### [Work request]
In the entries below, some lines contain "Build"; work out how many and answer with the figure only.
════
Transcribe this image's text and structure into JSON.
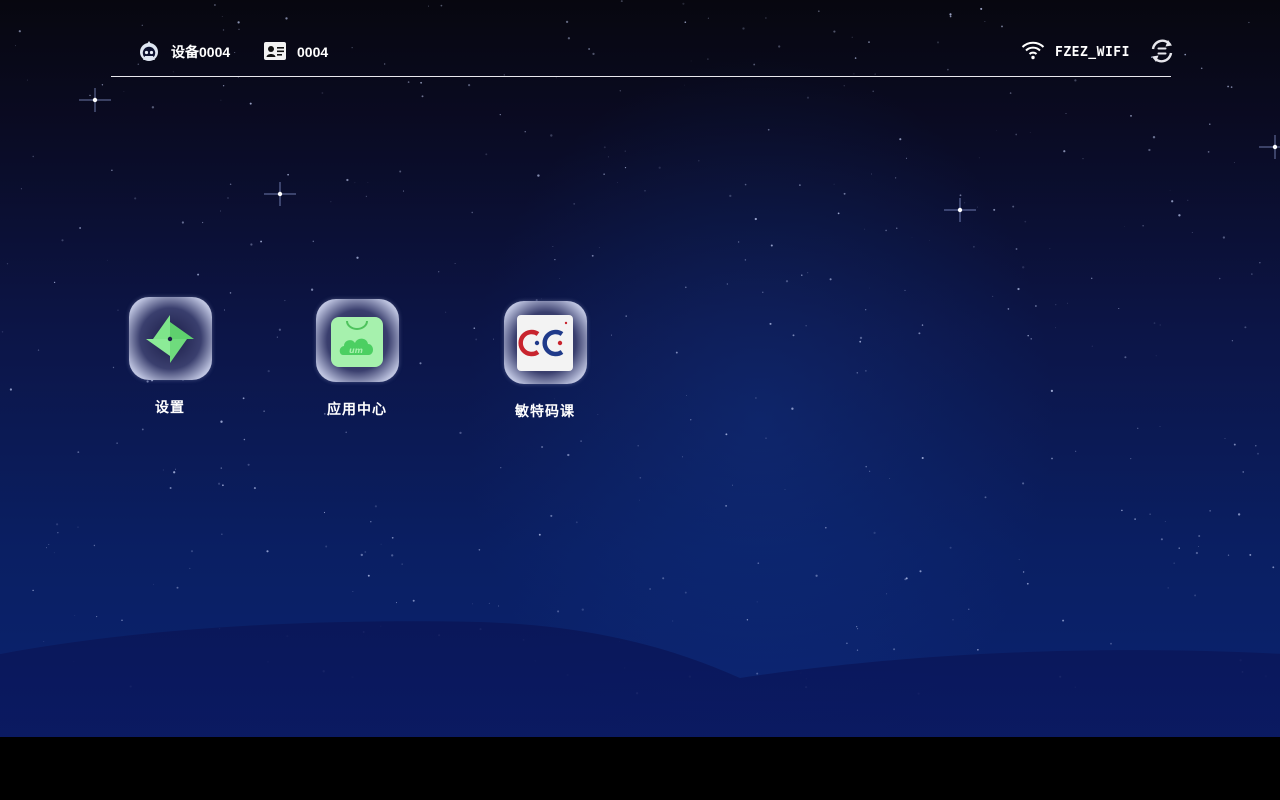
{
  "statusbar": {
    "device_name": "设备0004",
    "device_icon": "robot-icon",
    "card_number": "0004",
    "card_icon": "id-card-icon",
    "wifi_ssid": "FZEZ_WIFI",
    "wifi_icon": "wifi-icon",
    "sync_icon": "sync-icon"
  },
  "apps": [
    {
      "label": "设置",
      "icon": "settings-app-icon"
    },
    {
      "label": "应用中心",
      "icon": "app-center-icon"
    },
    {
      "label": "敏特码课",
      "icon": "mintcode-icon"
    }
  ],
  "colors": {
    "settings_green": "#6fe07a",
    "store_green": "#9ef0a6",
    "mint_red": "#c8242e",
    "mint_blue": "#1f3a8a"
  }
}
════
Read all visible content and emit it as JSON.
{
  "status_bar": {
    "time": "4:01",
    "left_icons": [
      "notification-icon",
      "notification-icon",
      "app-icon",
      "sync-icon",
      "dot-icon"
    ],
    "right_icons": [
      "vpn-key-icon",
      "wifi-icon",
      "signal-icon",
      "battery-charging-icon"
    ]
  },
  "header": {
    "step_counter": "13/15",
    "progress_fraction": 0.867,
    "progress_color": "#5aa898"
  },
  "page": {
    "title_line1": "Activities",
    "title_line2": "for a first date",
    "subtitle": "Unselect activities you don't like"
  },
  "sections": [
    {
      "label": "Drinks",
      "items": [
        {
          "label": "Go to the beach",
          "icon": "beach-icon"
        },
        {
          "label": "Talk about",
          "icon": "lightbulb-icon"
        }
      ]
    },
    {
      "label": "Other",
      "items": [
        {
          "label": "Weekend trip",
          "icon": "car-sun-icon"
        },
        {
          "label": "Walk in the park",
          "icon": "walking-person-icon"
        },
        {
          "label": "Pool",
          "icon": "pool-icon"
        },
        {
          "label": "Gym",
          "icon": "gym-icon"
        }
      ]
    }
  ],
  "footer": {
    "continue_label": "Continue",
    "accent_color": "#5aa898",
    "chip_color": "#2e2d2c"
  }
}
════
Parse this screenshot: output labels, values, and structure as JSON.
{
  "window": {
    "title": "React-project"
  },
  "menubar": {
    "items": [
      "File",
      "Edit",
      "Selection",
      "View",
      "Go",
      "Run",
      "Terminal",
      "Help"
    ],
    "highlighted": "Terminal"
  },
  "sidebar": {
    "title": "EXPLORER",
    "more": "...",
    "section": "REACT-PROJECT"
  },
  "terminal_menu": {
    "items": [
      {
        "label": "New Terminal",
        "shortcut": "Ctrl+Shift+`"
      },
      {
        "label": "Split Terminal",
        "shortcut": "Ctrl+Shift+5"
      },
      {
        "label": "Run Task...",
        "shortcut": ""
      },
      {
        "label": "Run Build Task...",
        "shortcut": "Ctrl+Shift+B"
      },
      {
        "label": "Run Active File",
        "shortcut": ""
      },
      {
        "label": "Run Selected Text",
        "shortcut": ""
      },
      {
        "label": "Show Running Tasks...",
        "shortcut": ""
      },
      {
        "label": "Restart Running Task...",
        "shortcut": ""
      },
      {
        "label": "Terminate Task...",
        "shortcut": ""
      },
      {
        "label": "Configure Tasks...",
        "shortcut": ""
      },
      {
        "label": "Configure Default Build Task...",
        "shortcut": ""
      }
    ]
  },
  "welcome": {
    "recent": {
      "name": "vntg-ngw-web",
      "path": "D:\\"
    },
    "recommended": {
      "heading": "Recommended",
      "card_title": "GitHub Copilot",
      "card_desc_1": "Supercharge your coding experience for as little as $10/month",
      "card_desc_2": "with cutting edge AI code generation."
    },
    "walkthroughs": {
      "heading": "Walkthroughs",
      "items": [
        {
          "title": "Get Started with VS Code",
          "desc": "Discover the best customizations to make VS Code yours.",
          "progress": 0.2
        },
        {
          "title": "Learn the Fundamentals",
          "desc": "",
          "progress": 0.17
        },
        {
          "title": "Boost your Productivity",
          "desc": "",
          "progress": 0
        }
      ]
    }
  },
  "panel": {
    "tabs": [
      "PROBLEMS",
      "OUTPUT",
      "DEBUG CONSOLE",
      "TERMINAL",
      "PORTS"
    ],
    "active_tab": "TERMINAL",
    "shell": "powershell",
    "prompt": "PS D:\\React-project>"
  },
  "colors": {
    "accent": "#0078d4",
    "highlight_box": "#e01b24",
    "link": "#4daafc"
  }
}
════
### [The completed task]
2